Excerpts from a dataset
____________________
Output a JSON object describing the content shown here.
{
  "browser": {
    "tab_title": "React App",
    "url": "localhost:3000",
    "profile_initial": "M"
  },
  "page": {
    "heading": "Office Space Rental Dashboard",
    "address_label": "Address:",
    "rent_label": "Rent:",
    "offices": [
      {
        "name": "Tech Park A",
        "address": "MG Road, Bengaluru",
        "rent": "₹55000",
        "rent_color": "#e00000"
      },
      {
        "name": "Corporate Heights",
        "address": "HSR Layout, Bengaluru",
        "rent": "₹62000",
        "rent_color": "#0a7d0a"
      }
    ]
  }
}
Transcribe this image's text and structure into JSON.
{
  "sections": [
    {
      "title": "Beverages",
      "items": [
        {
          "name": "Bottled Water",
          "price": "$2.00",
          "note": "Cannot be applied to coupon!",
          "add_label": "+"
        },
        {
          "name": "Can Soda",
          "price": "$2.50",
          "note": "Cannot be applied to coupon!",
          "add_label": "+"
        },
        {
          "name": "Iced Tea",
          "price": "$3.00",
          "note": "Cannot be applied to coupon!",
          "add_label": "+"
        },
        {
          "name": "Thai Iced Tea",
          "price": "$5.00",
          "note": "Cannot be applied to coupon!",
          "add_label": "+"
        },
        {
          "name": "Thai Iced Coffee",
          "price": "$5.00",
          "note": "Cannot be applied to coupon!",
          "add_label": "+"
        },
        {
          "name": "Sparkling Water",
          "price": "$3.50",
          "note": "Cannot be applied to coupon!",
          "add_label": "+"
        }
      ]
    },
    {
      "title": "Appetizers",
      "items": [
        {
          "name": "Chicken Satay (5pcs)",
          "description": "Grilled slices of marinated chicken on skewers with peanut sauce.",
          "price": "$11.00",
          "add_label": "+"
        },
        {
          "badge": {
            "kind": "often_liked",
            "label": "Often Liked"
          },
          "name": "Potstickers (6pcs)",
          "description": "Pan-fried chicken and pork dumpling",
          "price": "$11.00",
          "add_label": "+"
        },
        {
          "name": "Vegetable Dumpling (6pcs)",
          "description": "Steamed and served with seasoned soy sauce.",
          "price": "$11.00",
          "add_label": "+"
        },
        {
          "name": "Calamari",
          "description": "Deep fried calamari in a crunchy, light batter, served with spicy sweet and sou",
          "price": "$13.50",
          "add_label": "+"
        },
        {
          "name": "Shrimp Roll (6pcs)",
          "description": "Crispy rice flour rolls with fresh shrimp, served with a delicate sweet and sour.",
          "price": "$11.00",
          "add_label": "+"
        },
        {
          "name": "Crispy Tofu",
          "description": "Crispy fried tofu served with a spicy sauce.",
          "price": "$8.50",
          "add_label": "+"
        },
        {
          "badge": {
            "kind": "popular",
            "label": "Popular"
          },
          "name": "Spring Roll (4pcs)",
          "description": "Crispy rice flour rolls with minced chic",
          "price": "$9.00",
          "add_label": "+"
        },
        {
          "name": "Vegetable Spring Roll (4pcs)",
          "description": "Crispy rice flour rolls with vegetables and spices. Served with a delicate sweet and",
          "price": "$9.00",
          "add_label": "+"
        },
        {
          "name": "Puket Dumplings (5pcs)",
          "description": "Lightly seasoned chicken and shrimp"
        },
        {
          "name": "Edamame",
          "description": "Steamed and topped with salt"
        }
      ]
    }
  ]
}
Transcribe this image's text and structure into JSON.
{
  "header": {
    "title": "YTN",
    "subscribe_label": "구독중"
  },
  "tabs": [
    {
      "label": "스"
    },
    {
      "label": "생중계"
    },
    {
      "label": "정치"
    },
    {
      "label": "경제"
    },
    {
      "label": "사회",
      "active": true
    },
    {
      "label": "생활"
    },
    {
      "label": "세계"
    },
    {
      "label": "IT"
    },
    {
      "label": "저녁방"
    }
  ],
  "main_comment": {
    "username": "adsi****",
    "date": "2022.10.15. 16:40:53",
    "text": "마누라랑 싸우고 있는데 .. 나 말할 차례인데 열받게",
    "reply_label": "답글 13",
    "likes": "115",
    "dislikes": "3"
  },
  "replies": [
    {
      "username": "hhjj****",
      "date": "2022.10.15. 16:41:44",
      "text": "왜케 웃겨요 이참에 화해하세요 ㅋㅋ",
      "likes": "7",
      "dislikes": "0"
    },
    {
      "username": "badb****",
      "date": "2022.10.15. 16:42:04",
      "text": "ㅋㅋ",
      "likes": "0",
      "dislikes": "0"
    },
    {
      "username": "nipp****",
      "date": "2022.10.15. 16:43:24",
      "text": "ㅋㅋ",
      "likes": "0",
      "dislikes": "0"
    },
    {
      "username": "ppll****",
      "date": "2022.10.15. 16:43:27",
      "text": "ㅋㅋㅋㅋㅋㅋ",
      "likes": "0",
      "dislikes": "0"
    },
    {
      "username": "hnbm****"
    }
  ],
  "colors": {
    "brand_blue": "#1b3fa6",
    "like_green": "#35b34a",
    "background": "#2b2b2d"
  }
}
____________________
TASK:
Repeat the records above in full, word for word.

ANSWER FOR THIS EXERCISE:
Output a JSON object describing the content shown here.
{
  "browser": {
    "tab_title": "React App",
    "url": "localhost:3000",
    "profile_initial": "M"
  },
  "page": {
    "heading": "Office Space Rental Dashboard",
    "address_label": "Address:",
    "rent_label": "Rent:",
    "offices": [
      {
        "name": "Tech Park A",
        "address": "MG Road, Bengaluru",
        "rent": "₹55000",
        "rent_color": "#e00000"
      },
      {
        "name": "Corporate Heights",
        "address": "HSR Layout, Bengaluru",
        "rent": "₹62000",
        "rent_color": "#0a7d0a"
      }
    ]
  }
}
Transcribe this image's text and structure into JSON.
{
  "sections": [
    {
      "title": "Beverages",
      "items": [
        {
          "name": "Bottled Water",
          "price": "$2.00",
          "note": "Cannot be applied to coupon!",
          "add_label": "+"
        },
        {
          "name": "Can Soda",
          "price": "$2.50",
          "note": "Cannot be applied to coupon!",
          "add_label": "+"
        },
        {
          "name": "Iced Tea",
          "price": "$3.00",
          "note": "Cannot be applied to coupon!",
          "add_label": "+"
        },
        {
          "name": "Thai Iced Tea",
          "price": "$5.00",
          "note": "Cannot be applied to coupon!",
          "add_label": "+"
        },
        {
          "name": "Thai Iced Coffee",
          "price": "$5.00",
          "note": "Cannot be applied to coupon!",
          "add_label": "+"
        },
        {
          "name": "Sparkling Water",
          "price": "$3.50",
          "note": "Cannot be applied to coupon!",
          "add_label": "+"
        }
      ]
    },
    {
      "title": "Appetizers",
      "items": [
        {
          "name": "Chicken Satay (5pcs)",
          "description": "Grilled slices of marinated chicken on skewers with peanut sauce.",
          "price": "$11.00",
          "add_label": "+"
        },
        {
          "badge": {
            "kind": "often_liked",
            "label": "Often Liked"
          },
          "name": "Potstickers (6pcs)",
          "description": "Pan-fried chicken and pork dumpling",
          "price": "$11.00",
          "add_label": "+"
        },
        {
          "name": "Vegetable Dumpling (6pcs)",
          "description": "Steamed and served with seasoned soy sauce.",
          "price": "$11.00",
          "add_label": "+"
        },
        {
          "name": "Calamari",
          "description": "Deep fried calamari in a crunchy, light batter, served with spicy sweet and sou",
          "price": "$13.50",
          "add_label": "+"
        },
        {
          "name": "Shrimp Roll (6pcs)",
          "description": "Crispy rice flour rolls with fresh shrimp, served with a delicate sweet and sour.",
          "price": "$11.00",
          "add_label": "+"
        },
        {
          "name": "Crispy Tofu",
          "description": "Crispy fried tofu served with a spicy sauce.",
          "price": "$8.50",
          "add_label": "+"
        },
        {
          "badge": {
            "kind": "popular",
            "label": "Popular"
          },
          "name": "Spring Roll (4pcs)",
          "description": "Crispy rice flour rolls with minced chic",
          "price": "$9.00",
          "add_label": "+"
        },
        {
          "name": "Vegetable Spring Roll (4pcs)",
          "description": "Crispy rice flour rolls with vegetables and spices. Served with a delicate sweet and",
          "price": "$9.00",
          "add_label": "+"
        },
        {
          "name": "Puket Dumplings (5pcs)",
          "description": "Lightly seasoned chicken and shrimp"
        },
        {
          "name": "Edamame",
          "description": "Steamed and topped with salt"
        }
      ]
    }
  ]
}
Transcribe this image's text and structure into JSON.
{
  "header": {
    "title": "YTN",
    "subscribe_label": "구독중"
  },
  "tabs": [
    {
      "label": "스"
    },
    {
      "label": "생중계"
    },
    {
      "label": "정치"
    },
    {
      "label": "경제"
    },
    {
      "label": "사회",
      "active": true
    },
    {
      "label": "생활"
    },
    {
      "label": "세계"
    },
    {
      "label": "IT"
    },
    {
      "label": "저녁방"
    }
  ],
  "main_comment": {
    "username": "adsi****",
    "date": "2022.10.15. 16:40:53",
    "text": "마누라랑 싸우고 있는데 .. 나 말할 차례인데 열받게",
    "reply_label": "답글 13",
    "likes": "115",
    "dislikes": "3"
  },
  "replies": [
    {
      "username": "hhjj****",
      "date": "2022.10.15. 16:41:44",
      "text": "왜케 웃겨요 이참에 화해하세요 ㅋㅋ",
      "likes": "7",
      "dislikes": "0"
    },
    {
      "username": "badb****",
      "date": "2022.10.15. 16:42:04",
      "text": "ㅋㅋ",
      "likes": "0",
      "dislikes": "0"
    },
    {
      "username": "nipp****",
      "date": "2022.10.15. 16:43:24",
      "text": "ㅋㅋ",
      "likes": "0",
      "dislikes": "0"
    },
    {
      "username": "ppll****",
      "date": "2022.10.15. 16:43:27",
      "text": "ㅋㅋㅋㅋㅋㅋ",
      "likes": "0",
      "dislikes": "0"
    },
    {
      "username": "hnbm****"
    }
  ],
  "colors": {
    "brand_blue": "#1b3fa6",
    "like_green": "#35b34a",
    "background": "#2b2b2d"
  }
}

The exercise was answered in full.